Your assignment >> Return each line of the data below that contains the string "field".

Website and app data records:
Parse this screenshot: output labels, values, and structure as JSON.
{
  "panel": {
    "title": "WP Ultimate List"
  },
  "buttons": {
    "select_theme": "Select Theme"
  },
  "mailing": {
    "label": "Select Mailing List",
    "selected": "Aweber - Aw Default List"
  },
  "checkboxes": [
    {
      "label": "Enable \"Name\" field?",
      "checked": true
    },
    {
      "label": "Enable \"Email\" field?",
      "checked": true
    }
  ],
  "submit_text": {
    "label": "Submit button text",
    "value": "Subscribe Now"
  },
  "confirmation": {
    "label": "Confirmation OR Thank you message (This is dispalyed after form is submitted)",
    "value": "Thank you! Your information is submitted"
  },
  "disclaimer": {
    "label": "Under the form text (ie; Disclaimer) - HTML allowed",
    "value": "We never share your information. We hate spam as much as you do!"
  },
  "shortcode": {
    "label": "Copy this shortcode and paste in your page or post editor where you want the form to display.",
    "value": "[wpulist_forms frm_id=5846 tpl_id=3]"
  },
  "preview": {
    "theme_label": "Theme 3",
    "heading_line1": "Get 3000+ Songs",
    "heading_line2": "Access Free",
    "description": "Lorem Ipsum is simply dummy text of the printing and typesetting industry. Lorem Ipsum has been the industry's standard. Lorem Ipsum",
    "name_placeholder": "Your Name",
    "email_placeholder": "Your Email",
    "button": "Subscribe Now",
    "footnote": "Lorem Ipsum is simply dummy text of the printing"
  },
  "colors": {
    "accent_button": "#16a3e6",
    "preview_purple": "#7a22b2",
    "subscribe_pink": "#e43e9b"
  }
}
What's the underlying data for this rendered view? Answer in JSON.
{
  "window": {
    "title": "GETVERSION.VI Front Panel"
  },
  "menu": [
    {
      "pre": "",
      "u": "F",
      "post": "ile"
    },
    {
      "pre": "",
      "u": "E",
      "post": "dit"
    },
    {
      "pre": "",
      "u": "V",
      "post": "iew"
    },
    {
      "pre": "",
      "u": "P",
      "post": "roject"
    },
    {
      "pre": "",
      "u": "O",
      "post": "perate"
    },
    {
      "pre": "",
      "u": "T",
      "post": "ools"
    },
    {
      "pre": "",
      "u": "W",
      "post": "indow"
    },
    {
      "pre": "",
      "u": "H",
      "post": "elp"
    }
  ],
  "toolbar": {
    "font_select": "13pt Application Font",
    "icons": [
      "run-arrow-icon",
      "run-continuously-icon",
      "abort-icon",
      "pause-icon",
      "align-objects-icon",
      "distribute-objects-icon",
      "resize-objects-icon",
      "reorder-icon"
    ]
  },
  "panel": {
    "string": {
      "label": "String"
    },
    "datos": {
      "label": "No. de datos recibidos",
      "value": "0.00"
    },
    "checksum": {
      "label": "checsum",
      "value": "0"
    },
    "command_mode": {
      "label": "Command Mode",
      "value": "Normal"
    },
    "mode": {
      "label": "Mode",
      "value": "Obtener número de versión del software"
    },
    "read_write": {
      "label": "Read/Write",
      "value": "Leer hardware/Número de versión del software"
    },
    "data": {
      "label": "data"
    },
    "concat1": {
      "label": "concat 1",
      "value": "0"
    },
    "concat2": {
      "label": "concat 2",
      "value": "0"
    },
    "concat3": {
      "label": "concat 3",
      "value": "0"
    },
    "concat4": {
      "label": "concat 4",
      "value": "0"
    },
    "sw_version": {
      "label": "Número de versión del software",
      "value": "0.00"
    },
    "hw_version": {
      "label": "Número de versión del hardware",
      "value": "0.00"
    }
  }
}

Task answer >>
      "label": "Enable \"Name\" field?",
      "label": "Enable \"Email\" field?",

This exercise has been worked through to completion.